* _TASK_
Every line with the string "arrow" in it belongs in your answer, so copy them all from the data.

Start of Block

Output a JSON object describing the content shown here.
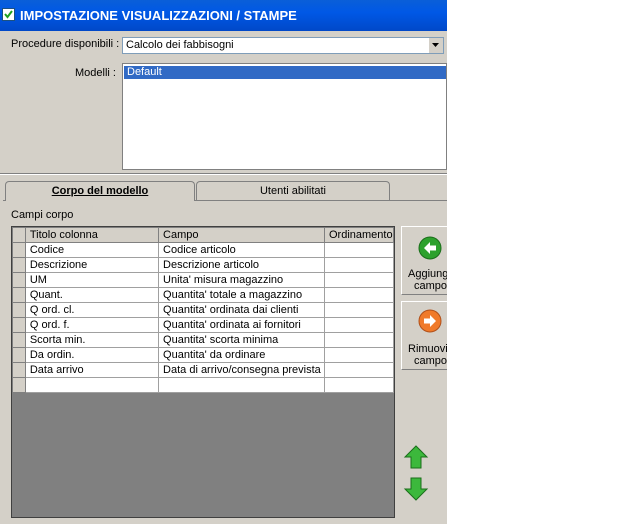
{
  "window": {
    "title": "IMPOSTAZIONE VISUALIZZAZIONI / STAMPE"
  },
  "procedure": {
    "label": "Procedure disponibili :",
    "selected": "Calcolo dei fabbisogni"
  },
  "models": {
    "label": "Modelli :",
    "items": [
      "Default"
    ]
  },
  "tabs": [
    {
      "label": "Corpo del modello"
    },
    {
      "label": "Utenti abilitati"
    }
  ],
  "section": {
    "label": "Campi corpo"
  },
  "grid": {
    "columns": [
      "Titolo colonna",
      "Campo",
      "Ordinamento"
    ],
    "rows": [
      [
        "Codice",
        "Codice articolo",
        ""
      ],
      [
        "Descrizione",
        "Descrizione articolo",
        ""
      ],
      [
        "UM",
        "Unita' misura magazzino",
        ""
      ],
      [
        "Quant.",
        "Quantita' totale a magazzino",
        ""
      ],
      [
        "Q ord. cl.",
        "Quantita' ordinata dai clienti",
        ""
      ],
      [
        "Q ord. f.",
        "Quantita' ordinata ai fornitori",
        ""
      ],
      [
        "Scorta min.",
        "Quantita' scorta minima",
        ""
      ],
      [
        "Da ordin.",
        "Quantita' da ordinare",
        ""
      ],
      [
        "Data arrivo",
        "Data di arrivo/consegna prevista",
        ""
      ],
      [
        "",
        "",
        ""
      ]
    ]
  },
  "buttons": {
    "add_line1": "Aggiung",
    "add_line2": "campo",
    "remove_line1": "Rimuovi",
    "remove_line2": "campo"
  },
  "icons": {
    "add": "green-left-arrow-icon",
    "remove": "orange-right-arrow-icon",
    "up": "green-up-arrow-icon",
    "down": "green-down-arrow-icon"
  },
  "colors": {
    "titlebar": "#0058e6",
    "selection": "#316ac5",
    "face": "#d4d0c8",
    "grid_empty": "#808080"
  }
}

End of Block
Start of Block

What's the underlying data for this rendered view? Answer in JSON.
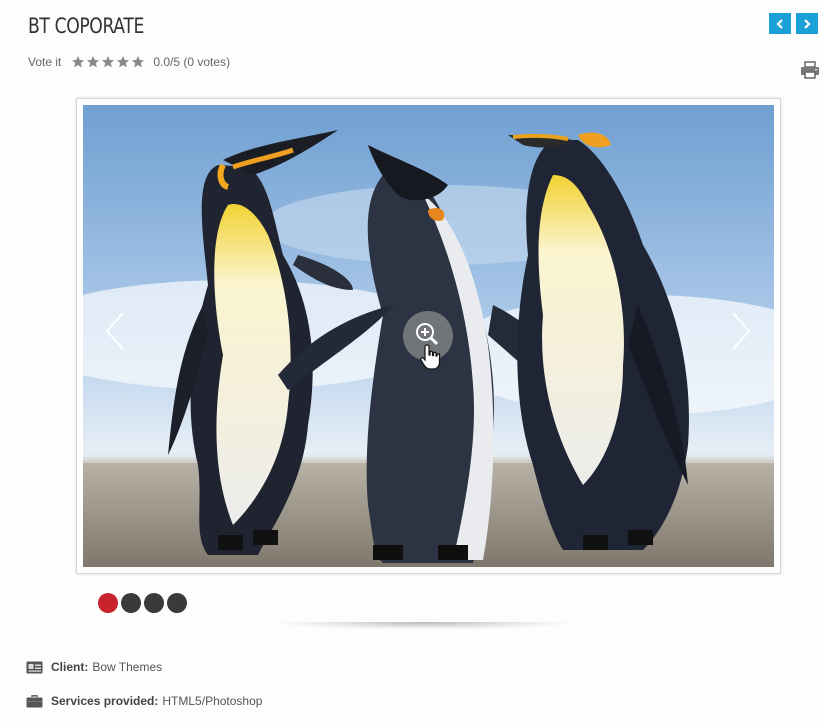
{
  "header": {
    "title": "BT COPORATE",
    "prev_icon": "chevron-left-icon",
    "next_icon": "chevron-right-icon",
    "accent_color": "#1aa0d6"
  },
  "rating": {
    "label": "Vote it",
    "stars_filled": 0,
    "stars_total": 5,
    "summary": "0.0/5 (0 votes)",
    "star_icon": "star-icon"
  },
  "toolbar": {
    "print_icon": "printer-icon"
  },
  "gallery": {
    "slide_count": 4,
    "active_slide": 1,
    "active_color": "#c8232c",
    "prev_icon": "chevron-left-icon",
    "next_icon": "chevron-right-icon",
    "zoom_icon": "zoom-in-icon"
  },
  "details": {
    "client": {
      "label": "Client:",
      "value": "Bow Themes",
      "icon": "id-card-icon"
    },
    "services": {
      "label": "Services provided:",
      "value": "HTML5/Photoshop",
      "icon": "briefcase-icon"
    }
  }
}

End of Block

* _TASK RESPONSE_
    "add": "green-left-arrow-icon",
    "remove": "orange-right-arrow-icon",
    "up": "green-up-arrow-icon",
    "down": "green-down-arrow-icon"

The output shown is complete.